++++ STUDY MATERIAL

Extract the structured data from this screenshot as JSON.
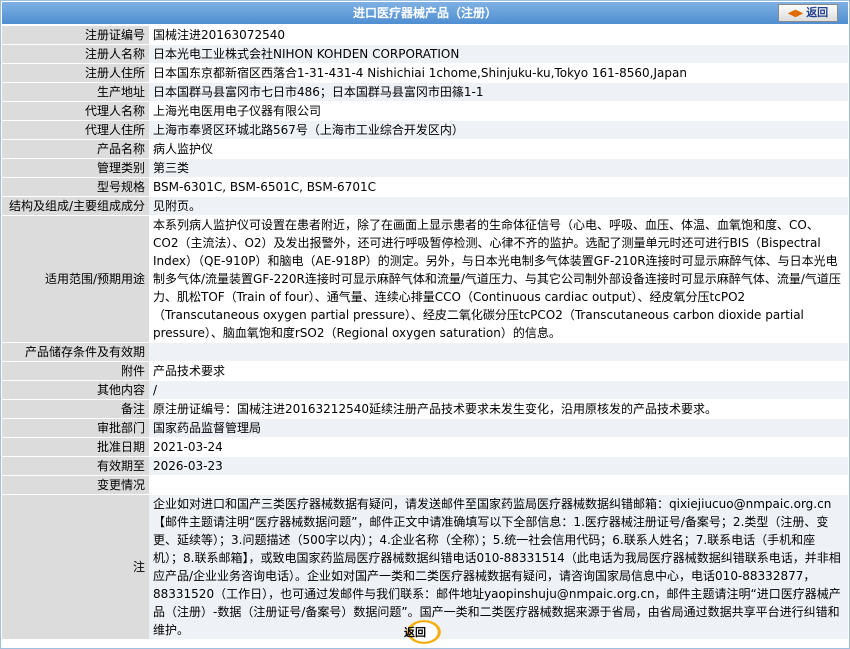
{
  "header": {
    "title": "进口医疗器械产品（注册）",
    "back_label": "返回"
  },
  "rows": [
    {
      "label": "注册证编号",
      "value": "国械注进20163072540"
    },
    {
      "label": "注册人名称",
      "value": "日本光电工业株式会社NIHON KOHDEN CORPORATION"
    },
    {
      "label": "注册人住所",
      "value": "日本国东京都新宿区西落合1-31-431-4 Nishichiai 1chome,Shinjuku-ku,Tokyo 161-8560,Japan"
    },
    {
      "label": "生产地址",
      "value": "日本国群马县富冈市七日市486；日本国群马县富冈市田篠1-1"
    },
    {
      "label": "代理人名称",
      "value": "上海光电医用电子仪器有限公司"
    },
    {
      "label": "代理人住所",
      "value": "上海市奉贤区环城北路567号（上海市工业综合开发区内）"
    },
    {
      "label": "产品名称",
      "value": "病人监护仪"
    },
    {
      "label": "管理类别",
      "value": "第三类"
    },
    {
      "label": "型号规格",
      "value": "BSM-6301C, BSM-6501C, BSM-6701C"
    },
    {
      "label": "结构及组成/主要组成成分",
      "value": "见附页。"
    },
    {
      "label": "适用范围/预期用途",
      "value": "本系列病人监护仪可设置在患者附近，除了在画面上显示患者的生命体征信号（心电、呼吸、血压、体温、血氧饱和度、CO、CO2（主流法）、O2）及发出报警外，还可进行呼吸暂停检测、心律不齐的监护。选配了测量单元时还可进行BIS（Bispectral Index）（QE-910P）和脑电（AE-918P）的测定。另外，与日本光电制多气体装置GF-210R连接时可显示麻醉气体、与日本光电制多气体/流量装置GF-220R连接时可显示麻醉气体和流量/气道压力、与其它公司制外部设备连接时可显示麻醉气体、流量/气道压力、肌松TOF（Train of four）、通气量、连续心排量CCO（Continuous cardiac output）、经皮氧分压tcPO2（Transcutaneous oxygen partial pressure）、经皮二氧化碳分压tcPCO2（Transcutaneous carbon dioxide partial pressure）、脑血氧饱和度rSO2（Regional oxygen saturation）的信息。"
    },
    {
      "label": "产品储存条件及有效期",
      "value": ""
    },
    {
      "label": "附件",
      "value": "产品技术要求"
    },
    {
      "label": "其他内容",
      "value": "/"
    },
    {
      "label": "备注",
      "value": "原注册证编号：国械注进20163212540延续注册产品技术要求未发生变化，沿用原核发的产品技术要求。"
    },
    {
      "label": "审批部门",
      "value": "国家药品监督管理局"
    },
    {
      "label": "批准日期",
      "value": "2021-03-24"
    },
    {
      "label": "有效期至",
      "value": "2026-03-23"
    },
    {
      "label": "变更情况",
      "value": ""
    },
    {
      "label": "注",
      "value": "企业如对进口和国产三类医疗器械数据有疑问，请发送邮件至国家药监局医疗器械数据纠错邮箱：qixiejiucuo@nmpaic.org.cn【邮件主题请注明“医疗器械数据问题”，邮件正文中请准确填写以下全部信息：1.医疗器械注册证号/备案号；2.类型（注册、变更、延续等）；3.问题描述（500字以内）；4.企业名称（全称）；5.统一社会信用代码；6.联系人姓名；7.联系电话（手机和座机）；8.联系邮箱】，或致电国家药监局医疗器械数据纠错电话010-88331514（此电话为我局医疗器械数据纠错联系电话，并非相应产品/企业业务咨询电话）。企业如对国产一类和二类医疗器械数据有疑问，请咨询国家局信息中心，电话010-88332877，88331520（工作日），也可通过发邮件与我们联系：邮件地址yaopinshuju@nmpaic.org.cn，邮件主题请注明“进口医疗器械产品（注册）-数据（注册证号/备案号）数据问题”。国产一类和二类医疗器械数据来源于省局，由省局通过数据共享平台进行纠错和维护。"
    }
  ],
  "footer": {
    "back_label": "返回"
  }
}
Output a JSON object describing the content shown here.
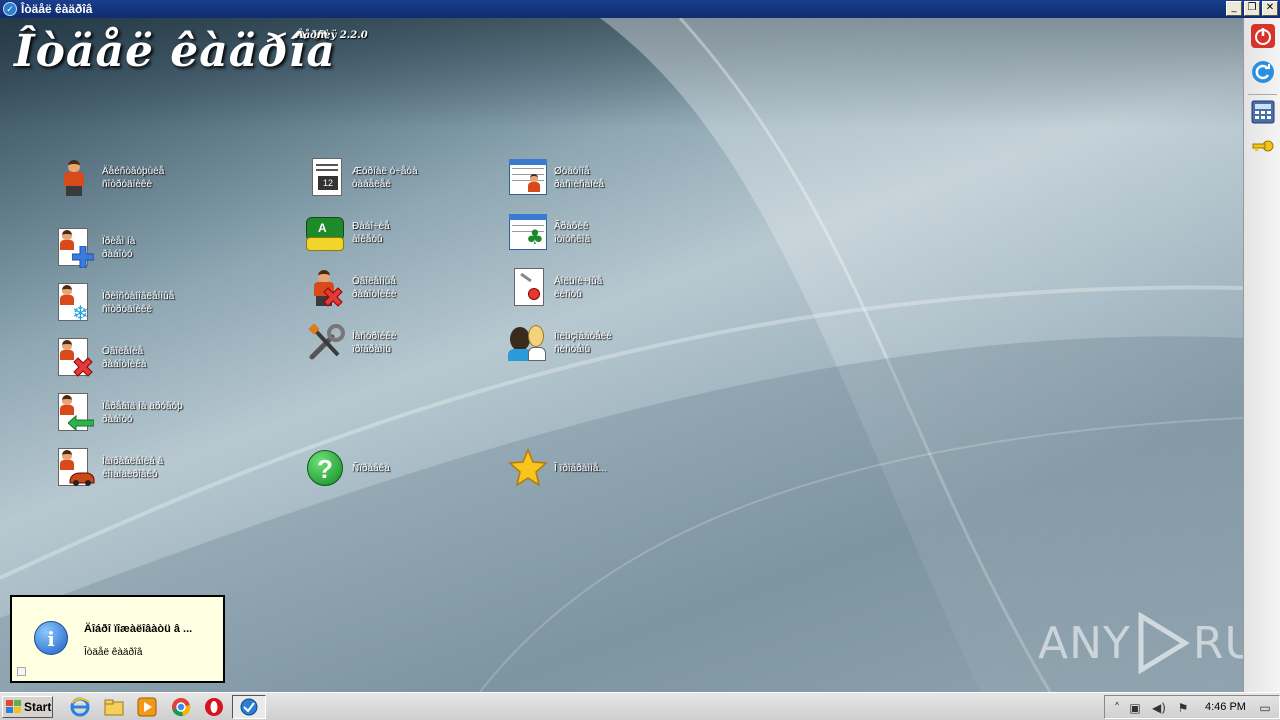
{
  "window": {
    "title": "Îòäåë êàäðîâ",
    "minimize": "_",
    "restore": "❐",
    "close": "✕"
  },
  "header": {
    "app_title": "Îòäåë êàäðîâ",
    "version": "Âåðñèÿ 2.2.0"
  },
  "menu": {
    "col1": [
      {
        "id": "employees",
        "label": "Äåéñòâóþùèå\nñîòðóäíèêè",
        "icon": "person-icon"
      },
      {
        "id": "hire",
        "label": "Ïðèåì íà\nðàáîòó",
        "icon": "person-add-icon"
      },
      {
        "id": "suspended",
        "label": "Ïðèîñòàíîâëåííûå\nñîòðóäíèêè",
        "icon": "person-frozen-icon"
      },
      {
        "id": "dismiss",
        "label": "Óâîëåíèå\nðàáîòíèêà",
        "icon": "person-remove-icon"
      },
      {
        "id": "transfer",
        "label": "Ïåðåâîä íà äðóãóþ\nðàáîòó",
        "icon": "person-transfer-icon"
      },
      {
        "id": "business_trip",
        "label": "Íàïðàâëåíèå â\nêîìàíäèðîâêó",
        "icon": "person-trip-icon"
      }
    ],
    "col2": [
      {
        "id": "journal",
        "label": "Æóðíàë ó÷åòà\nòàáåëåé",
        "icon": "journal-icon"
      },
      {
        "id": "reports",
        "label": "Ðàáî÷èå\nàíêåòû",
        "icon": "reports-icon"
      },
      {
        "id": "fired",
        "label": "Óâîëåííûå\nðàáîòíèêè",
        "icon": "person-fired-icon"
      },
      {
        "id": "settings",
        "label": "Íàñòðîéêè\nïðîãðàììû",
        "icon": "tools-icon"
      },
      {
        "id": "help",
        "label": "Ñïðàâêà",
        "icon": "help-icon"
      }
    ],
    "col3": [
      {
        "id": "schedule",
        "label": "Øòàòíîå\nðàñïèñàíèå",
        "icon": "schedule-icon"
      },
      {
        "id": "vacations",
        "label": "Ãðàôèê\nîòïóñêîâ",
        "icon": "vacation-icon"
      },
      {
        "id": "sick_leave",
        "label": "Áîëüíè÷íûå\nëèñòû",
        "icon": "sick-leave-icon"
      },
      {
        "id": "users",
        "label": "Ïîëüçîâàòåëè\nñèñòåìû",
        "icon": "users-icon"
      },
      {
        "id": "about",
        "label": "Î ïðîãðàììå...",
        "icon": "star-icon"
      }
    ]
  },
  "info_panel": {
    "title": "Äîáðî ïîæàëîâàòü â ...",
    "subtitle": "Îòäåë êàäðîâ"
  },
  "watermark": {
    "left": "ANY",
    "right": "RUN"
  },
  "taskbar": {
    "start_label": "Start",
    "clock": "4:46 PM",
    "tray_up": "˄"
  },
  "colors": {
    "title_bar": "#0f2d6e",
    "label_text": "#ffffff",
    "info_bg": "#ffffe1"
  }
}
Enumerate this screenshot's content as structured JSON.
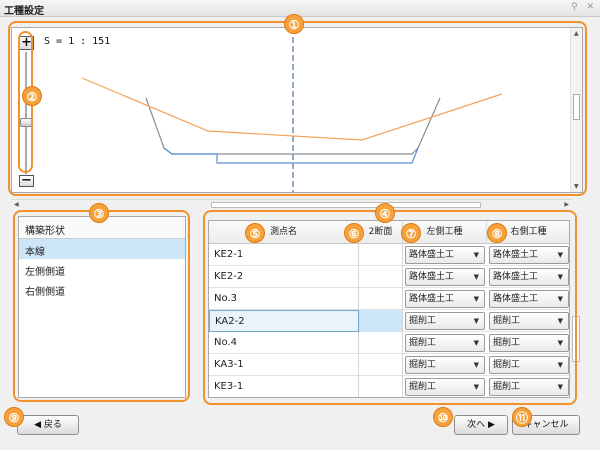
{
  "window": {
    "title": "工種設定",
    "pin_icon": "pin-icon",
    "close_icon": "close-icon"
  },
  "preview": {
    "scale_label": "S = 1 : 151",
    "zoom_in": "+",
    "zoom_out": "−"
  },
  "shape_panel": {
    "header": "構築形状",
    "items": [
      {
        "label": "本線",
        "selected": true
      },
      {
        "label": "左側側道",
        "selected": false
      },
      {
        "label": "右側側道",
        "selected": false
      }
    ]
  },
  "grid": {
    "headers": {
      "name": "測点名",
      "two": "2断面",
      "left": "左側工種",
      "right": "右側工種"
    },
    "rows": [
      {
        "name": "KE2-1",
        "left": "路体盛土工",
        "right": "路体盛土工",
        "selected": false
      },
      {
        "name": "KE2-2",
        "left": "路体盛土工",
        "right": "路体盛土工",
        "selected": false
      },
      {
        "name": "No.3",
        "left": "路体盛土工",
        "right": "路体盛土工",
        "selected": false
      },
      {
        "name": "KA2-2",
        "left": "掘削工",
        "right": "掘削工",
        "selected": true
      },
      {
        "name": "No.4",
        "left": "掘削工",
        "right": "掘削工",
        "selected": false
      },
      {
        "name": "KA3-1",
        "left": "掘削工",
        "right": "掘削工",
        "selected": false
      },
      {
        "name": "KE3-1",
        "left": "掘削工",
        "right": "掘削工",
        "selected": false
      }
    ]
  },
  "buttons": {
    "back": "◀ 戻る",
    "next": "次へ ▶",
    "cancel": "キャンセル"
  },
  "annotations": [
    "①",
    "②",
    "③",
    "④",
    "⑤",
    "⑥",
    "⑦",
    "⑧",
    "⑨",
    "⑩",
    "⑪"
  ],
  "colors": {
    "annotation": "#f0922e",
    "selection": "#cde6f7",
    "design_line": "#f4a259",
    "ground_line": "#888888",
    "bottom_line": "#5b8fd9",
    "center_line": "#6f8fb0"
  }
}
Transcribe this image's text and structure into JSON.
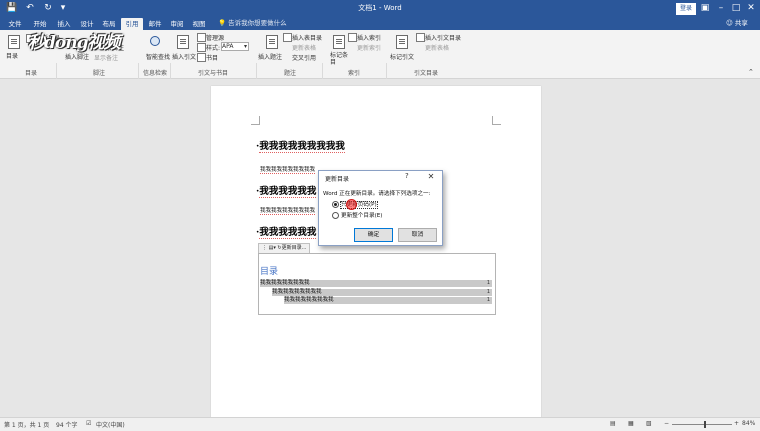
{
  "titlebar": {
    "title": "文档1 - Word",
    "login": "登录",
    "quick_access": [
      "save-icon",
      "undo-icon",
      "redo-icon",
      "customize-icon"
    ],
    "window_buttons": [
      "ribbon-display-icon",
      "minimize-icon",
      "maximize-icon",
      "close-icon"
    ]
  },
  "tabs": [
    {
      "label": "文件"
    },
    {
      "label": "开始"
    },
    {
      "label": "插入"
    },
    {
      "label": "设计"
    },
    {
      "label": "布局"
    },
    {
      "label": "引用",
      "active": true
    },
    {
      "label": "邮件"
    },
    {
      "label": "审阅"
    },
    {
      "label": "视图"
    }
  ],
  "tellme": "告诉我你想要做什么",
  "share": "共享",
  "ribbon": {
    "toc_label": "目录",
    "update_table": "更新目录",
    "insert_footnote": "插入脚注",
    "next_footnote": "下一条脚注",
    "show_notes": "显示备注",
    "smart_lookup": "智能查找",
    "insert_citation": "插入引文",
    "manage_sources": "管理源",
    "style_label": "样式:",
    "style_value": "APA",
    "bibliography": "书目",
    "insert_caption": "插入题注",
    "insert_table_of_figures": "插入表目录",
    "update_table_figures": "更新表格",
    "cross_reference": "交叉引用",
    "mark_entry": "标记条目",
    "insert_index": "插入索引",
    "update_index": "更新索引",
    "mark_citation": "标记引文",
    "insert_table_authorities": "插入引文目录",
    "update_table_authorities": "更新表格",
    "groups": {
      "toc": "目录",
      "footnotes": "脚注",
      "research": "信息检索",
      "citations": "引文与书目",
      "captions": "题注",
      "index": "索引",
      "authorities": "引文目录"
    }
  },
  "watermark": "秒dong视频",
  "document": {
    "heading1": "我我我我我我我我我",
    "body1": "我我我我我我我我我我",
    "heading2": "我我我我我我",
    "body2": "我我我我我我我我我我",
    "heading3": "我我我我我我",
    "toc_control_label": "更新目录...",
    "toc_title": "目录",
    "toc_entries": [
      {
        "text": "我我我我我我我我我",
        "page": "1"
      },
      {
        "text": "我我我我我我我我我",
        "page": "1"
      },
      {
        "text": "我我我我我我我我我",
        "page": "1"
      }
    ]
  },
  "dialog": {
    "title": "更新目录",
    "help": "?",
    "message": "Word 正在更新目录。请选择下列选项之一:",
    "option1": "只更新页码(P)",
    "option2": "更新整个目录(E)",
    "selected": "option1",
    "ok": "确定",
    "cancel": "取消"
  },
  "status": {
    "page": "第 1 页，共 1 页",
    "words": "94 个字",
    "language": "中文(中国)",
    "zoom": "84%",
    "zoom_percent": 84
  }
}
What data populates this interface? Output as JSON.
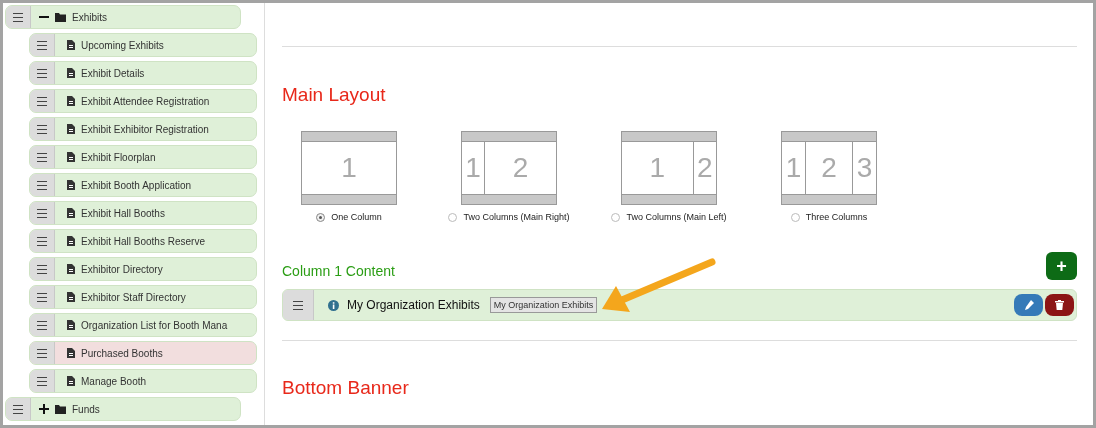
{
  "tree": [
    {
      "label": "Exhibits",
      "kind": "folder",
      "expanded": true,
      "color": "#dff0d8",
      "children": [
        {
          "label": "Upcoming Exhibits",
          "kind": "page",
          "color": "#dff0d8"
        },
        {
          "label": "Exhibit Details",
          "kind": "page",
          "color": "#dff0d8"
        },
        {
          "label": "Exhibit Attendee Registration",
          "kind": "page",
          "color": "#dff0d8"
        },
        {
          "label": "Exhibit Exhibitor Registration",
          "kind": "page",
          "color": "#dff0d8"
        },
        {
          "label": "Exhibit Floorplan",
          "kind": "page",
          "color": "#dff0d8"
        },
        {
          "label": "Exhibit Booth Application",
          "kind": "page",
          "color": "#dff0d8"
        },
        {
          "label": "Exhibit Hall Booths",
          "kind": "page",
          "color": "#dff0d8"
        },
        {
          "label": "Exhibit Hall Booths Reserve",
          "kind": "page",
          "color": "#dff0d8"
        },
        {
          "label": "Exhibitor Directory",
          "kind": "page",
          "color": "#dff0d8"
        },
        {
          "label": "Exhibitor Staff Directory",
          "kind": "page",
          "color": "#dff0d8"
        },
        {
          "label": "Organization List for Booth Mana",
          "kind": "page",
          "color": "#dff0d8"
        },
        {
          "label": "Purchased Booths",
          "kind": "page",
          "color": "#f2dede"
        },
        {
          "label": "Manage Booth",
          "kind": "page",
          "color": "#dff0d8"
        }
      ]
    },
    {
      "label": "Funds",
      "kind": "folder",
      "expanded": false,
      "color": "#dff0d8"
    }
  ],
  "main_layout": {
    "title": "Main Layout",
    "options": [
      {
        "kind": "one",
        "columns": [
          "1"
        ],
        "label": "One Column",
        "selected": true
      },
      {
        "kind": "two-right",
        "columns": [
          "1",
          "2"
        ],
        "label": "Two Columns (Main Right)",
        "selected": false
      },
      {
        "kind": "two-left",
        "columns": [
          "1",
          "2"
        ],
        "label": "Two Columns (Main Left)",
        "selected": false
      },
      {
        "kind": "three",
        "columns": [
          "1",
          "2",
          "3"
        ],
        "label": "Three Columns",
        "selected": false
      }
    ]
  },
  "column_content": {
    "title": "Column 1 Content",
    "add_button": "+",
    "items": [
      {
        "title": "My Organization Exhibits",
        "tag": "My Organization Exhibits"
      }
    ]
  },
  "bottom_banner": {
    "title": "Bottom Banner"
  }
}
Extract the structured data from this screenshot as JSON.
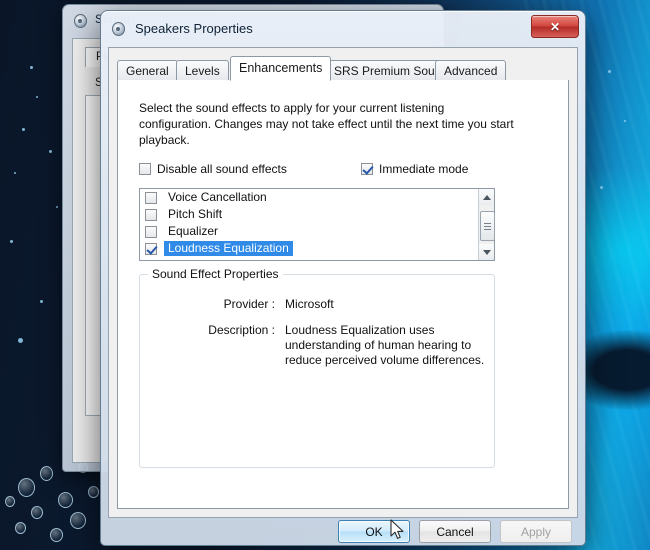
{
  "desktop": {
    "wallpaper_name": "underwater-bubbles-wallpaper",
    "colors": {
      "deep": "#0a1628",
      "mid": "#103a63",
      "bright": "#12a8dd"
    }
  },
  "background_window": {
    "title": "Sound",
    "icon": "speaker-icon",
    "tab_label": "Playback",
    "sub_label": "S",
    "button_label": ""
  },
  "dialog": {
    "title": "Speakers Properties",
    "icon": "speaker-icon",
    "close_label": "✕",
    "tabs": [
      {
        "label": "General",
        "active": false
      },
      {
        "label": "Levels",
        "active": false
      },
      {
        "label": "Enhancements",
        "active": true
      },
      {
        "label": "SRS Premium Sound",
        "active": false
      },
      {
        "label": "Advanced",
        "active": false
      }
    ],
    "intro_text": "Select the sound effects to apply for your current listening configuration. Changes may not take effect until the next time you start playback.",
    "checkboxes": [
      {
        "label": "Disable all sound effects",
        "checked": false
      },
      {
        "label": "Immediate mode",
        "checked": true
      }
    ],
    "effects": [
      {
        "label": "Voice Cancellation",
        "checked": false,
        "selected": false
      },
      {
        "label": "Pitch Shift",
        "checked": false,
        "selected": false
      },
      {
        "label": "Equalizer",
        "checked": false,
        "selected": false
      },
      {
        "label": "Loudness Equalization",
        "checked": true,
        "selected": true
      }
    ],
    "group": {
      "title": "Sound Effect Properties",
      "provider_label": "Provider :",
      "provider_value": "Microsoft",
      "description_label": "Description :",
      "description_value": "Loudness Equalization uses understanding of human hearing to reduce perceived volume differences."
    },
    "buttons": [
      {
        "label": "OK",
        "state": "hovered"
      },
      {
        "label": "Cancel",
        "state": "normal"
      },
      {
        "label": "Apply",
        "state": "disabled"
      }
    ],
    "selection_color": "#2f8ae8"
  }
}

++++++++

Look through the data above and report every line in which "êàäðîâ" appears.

- [SOLUTION]:
    "title": "Îòäåë êàäðîâ",
    "app_title": "Îòäåë êàäðîâ",
    "subtitle": "Îòäåë êàäðîâ"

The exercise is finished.